We also need to lead the world by setting measurable milestones for environmental restoration and high standards for pollution and resource efficiency, as part of a strong 25-year plan, reinforced in law in an ambitious new Environment Act. Currently, the 25-year plan has been sent back to the drawing board so often that the suspicion is that ‘25 years’ is how long it will take to emerge, not how long forward it will look! We can’t continue to fiddle while over half of the UK’s native species are in decline and air pollution in our cities continues to cause 40,000 early deaths a year.
Greener UK is also seeking that the UK secure its global climate change leadership with domestic action on investment in clean energy infrastructure, efficient vehicles, buildings and appliances, and continued collaboration on energy and climate change with the EU. Innovative new domestic laws on world-leading sustainable fisheries management are also needed, with fishing levels that allow fish stocks to recover and the documentation of all fish caught.
I wake up every morning contemplating the next two years with an equally mixed frisson of fear and exhilaration. The people of the UK deserve clean air, clean water, a stable climate, healthy seas, beautiful landscapes and thriving wildlife in places they love. Party arithmetic means that Labour has an opportunity to really take a leadership role to land the new settlement for the environment for the people of the UK.
Baroness Barbara Young is a Labour member of the House of Lords. She is also Chair of the Woodland Trust, which is one of the members of the Greener UK coalition.

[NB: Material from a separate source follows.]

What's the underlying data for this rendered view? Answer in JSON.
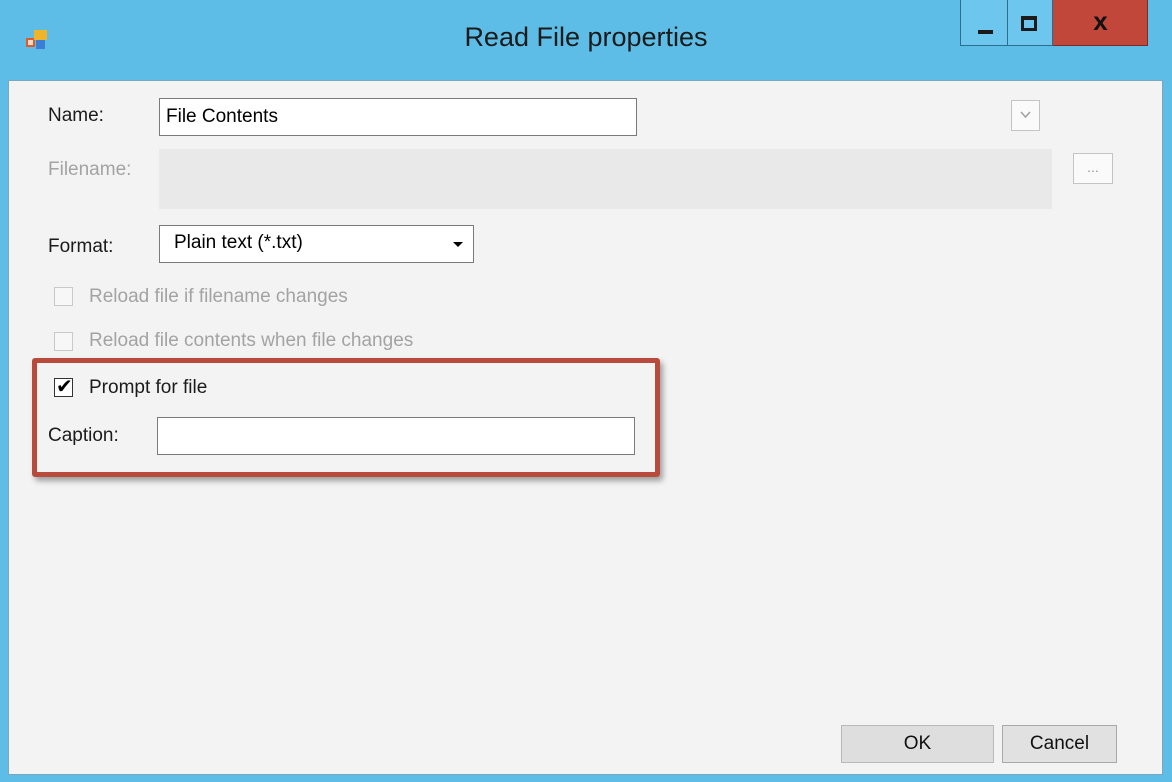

SERA, in partnership with Greener UK, are holding an event on Brexit and the environment at Labour Party Conference. We'll be hearing from Sue Hayman MP, Mary Creagh MP, Lord Rooker and Stephanie Hilborne OBE about how Labour can champion the environment through Brexit and beyond.Tuesday 26th September, 12:45 - 14:00, the Dome Room, Hotel du Vin, Ship Street.